*WHAT TO PRODUCE:*
Everything in the listing below must be reproduced exactly, apart from its images.

*LISTED RECORDS:*
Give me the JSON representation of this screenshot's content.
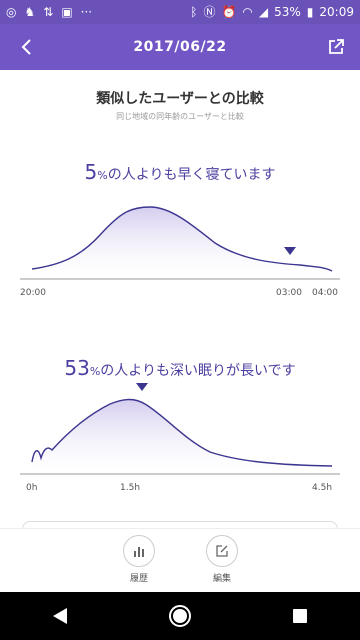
{
  "status": {
    "battery": "53%",
    "time": "20:09",
    "left_icons": [
      "whatsapp-icon",
      "evernote-icon",
      "arrows-icon",
      "image-icon",
      "more-icon"
    ],
    "right_icons": [
      "bluetooth-icon",
      "nfc-icon",
      "alarm-icon",
      "wifi-icon",
      "signal-icon",
      "battery-icon"
    ]
  },
  "header": {
    "title": "2017/06/22"
  },
  "comparison": {
    "heading": "類似したユーザーとの比較",
    "subheading": "同じ地域の同年齢のユーザーと比較"
  },
  "chart1": {
    "stat_value": "5",
    "stat_unit": "%",
    "stat_text": "の人よりも早く寝ています",
    "ticks": [
      "20:00",
      "03:00",
      "04:00"
    ]
  },
  "chart2": {
    "stat_value": "53",
    "stat_unit": "%",
    "stat_text": "の人よりも深い眠りが長いです",
    "ticks": [
      "0h",
      "1.5h",
      "4.5h"
    ]
  },
  "toolbar": {
    "history_label": "履歴",
    "edit_label": "編集"
  },
  "colors": {
    "primary": "#7256c6",
    "status_bar": "#6a52b8",
    "curve": "#3b3590",
    "stat_text": "#4a3fa0"
  }
}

*REPLY TO THE TASK:*
Give me the JSON representation of this screenshot's content.
{
  "status": {
    "battery": "53%",
    "time": "20:09",
    "left_icons": [
      "whatsapp-icon",
      "evernote-icon",
      "arrows-icon",
      "image-icon",
      "more-icon"
    ],
    "right_icons": [
      "bluetooth-icon",
      "nfc-icon",
      "alarm-icon",
      "wifi-icon",
      "signal-icon",
      "battery-icon"
    ]
  },
  "header": {
    "title": "2017/06/22"
  },
  "comparison": {
    "heading": "類似したユーザーとの比較",
    "subheading": "同じ地域の同年齢のユーザーと比較"
  },
  "chart1": {
    "stat_value": "5",
    "stat_unit": "%",
    "stat_text": "の人よりも早く寝ています",
    "ticks": [
      "20:00",
      "03:00",
      "04:00"
    ]
  },
  "chart2": {
    "stat_value": "53",
    "stat_unit": "%",
    "stat_text": "の人よりも深い眠りが長いです",
    "ticks": [
      "0h",
      "1.5h",
      "4.5h"
    ]
  },
  "toolbar": {
    "history_label": "履歴",
    "edit_label": "編集"
  },
  "colors": {
    "primary": "#7256c6",
    "status_bar": "#6a52b8",
    "curve": "#3b3590",
    "stat_text": "#4a3fa0"
  }
}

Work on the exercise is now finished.